  2. The Applicant had not satisfied the requirements of the Act by not registered as a boarding house, and was thus not entitled to an exemption from land tax for the 2015 and 2016 tax years;

  3. The areas of law raised by the Applicant did not give rise to an exemption from land tax liability; and

  4. Despite the delay in issuing tax assessments, there was no general discretion in either the Tribunal or the Chief Commissioner’s office to exempt the Applicant from compliance with the Act.


The Tribunal noted the following:

  • The Applicant had previously been granted an exemption for land tax for the 2011 and 2012 financial years on the basis that the Land was used as a boarding house.

  • No changes had been made to the use of the Land since 2011.

  • The Applicant was not aware of the requirements of Revenue Ruling LT 093, nor had it been made aware of the requirement by the Chief Commissioner.

  • The Applicant had received no communications from the Office of State Revenue concerning its liability for Land Tax for 2015 and 2016, or the requirements to register as a boarding house.
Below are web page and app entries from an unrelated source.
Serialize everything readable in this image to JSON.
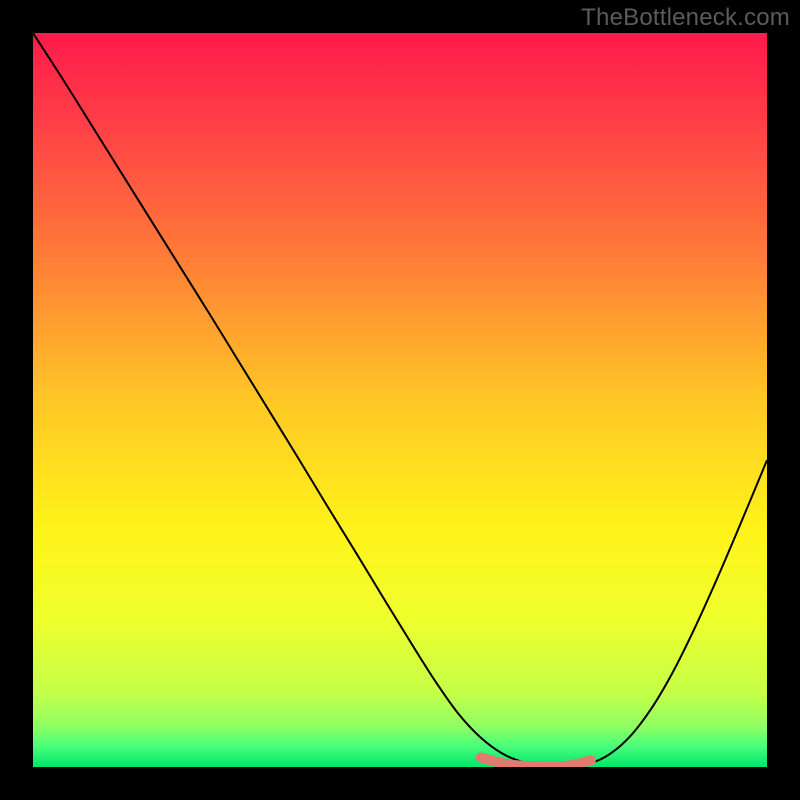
{
  "watermark": "TheBottleneck.com",
  "chart_data": {
    "type": "line",
    "title": "",
    "xlabel": "",
    "ylabel": "",
    "xlim": [
      0,
      100
    ],
    "ylim": [
      0,
      100
    ],
    "background_gradient": {
      "stops": [
        {
          "offset": 0.0,
          "color": "#ff1a4b"
        },
        {
          "offset": 0.12,
          "color": "#ff3e47"
        },
        {
          "offset": 0.3,
          "color": "#ff7a38"
        },
        {
          "offset": 0.5,
          "color": "#ffc726"
        },
        {
          "offset": 0.68,
          "color": "#fff419"
        },
        {
          "offset": 0.8,
          "color": "#eeff2e"
        },
        {
          "offset": 0.9,
          "color": "#c4ff49"
        },
        {
          "offset": 0.945,
          "color": "#8eff63"
        },
        {
          "offset": 0.97,
          "color": "#4dff7a"
        },
        {
          "offset": 1.0,
          "color": "#00e66b"
        }
      ]
    },
    "series": [
      {
        "name": "bottleneck-curve",
        "color": "#000000",
        "x": [
          0.0,
          4,
          8,
          12,
          16,
          20,
          24,
          28,
          32,
          36,
          40,
          44,
          48,
          52,
          55,
          58,
          61,
          64,
          67,
          70,
          72,
          75,
          78,
          81,
          84,
          87,
          90,
          93,
          96,
          100
        ],
        "y": [
          100,
          93.8,
          87.4,
          81.0,
          74.6,
          68.2,
          61.8,
          55.3,
          48.8,
          42.3,
          35.7,
          29.2,
          22.6,
          16.1,
          11.4,
          7.2,
          4.0,
          1.8,
          0.6,
          0.1,
          0.0,
          0.3,
          1.4,
          3.8,
          7.6,
          12.6,
          18.6,
          25.2,
          32.2,
          41.8
        ]
      },
      {
        "name": "optimal-zone",
        "color": "#e47a6f",
        "stroke_width": 10,
        "linecap": "round",
        "x": [
          61,
          64,
          67,
          70,
          73,
          76
        ],
        "y": [
          1.3,
          0.5,
          0.15,
          0.05,
          0.2,
          0.9
        ]
      }
    ]
  }
}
The Tribunal held that delay by the Chief Commissioner in issuing tax assessment notices did not alter the validity of the assessments. The Tribunal noted that once a liability for land tax arises the Chief Commissioner has an obligation to issue an assessment, but the Act did not impose any time limit on the issue of an assessment (Gunasti v Chief Commissioner of State Revenue [2012] NSWADT 218; 90 ATR 906 at [29] to [34]) and Joukhador v Chief Commissioner of State Revenue [2015] NSWSCATAD 43 at [12]-[13].
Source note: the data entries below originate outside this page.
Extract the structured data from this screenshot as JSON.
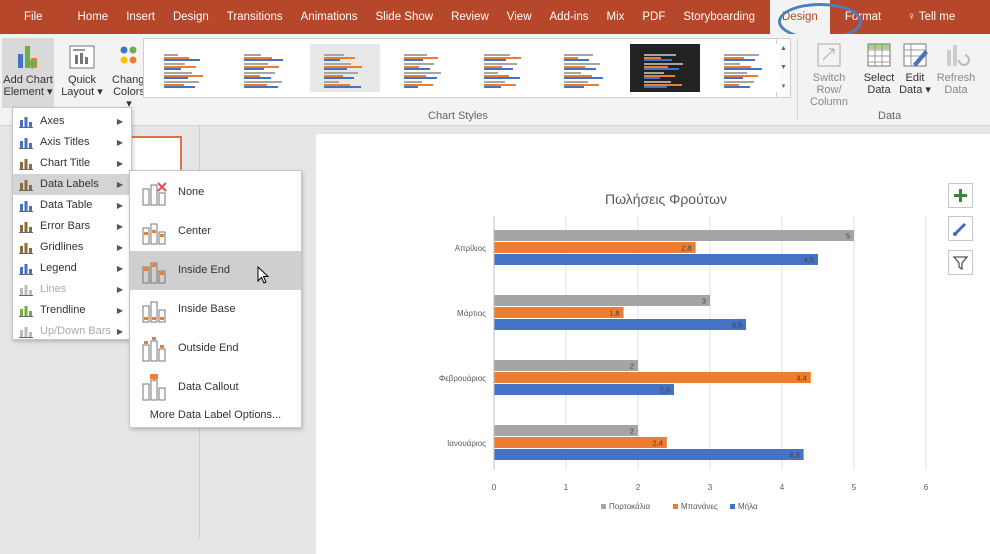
{
  "tabs": [
    "File",
    "Home",
    "Insert",
    "Design",
    "Transitions",
    "Animations",
    "Slide Show",
    "Review",
    "View",
    "Add-ins",
    "Mix",
    "PDF",
    "Storyboarding",
    "Design",
    "Format",
    "Tell me"
  ],
  "active_tab_index": 13,
  "ribbon": {
    "add_chart_element": [
      "Add Chart",
      "Element ▾"
    ],
    "quick_layout": [
      "Quick",
      "Layout ▾"
    ],
    "change_colors": [
      "Change",
      "Colors ▾"
    ],
    "chart_styles_label": "Chart Styles",
    "switch_row_column": [
      "Switch Row/",
      "Column"
    ],
    "select_data": [
      "Select",
      "Data"
    ],
    "edit_data": [
      "Edit",
      "Data ▾"
    ],
    "refresh_data": [
      "Refresh",
      "Data"
    ],
    "data_group_label": "Data"
  },
  "add_chart_menu": [
    {
      "label": "Axes",
      "icon": "axes-icon",
      "arrow": true,
      "disabled": false,
      "highlighted": false
    },
    {
      "label": "Axis Titles",
      "icon": "axis-titles-icon",
      "arrow": true,
      "disabled": false,
      "highlighted": false
    },
    {
      "label": "Chart Title",
      "icon": "chart-title-icon",
      "arrow": true,
      "disabled": false,
      "highlighted": false
    },
    {
      "label": "Data Labels",
      "icon": "data-labels-icon",
      "arrow": true,
      "disabled": false,
      "highlighted": true
    },
    {
      "label": "Data Table",
      "icon": "data-table-icon",
      "arrow": true,
      "disabled": false,
      "highlighted": false
    },
    {
      "label": "Error Bars",
      "icon": "error-bars-icon",
      "arrow": true,
      "disabled": false,
      "highlighted": false
    },
    {
      "label": "Gridlines",
      "icon": "gridlines-icon",
      "arrow": true,
      "disabled": false,
      "highlighted": false
    },
    {
      "label": "Legend",
      "icon": "legend-icon",
      "arrow": true,
      "disabled": false,
      "highlighted": false
    },
    {
      "label": "Lines",
      "icon": "lines-icon",
      "arrow": true,
      "disabled": true,
      "highlighted": false
    },
    {
      "label": "Trendline",
      "icon": "trendline-icon",
      "arrow": true,
      "disabled": false,
      "highlighted": false
    },
    {
      "label": "Up/Down Bars",
      "icon": "up-down-bars-icon",
      "arrow": true,
      "disabled": true,
      "highlighted": false
    }
  ],
  "data_labels_submenu": [
    {
      "label": "None",
      "icon": "no-labels-icon",
      "highlighted": false
    },
    {
      "label": "Center",
      "icon": "center-labels-icon",
      "highlighted": false
    },
    {
      "label": "Inside End",
      "icon": "inside-end-labels-icon",
      "highlighted": true
    },
    {
      "label": "Inside Base",
      "icon": "inside-base-labels-icon",
      "highlighted": false
    },
    {
      "label": "Outside End",
      "icon": "outside-end-labels-icon",
      "highlighted": false
    },
    {
      "label": "Data Callout",
      "icon": "data-callout-icon",
      "highlighted": false
    }
  ],
  "more_options": "More Data Label Options...",
  "colors": {
    "accent": "#b7472a",
    "highlight_oval": "#4a7fc1",
    "series_gray": "#a5a5a5",
    "series_orange": "#ed7d31",
    "series_blue": "#4472c4"
  },
  "chart_data": {
    "type": "bar",
    "orientation": "horizontal",
    "title": "Πωλήσεις Φρούτων",
    "categories": [
      "Απρίλιος",
      "Μάρτιος",
      "Φεβρουάριος",
      "Ιανουάριος"
    ],
    "series": [
      {
        "name": "Πορτοκάλια",
        "values": [
          5,
          3,
          2,
          2
        ]
      },
      {
        "name": "Μπανάνες",
        "values": [
          2.8,
          1.8,
          4.4,
          2.4
        ]
      },
      {
        "name": "Μήλα",
        "values": [
          4.5,
          3.5,
          2.5,
          4.3
        ]
      }
    ],
    "value_labels": [
      [
        "5",
        "3",
        "2",
        "2"
      ],
      [
        "2,8",
        "1,8",
        "4,4",
        "2,4"
      ],
      [
        "4,5",
        "3,5",
        "2,5",
        "4,3"
      ]
    ],
    "xlim": [
      0,
      6
    ],
    "x_ticks": [
      "0",
      "1",
      "2",
      "3",
      "4",
      "5",
      "6"
    ],
    "legend_position": "bottom",
    "grid": true
  }
}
The Tribunal considered that the Gunasti decision was clear authority that estoppel does not lie against the Chief Commissioner in the discharge of his duty to administer the taxation law.

The Tribunal did not accept that the Chief Commissioner had misled the Applicant nor had he been negligent or breached any statutory duty, as it was clear to the Applicant that it had to apply for the exemption each year and it could not assume that once it received an exemption that it would continue from year to year.


The Chief Commissioner’s decision under review is confirmed.

Link to decision

Strathavon Resort Pty Ltd v Chief Commissioner of State Revenue [2017] NSWCATAD 200

Last updated: 5 July 2017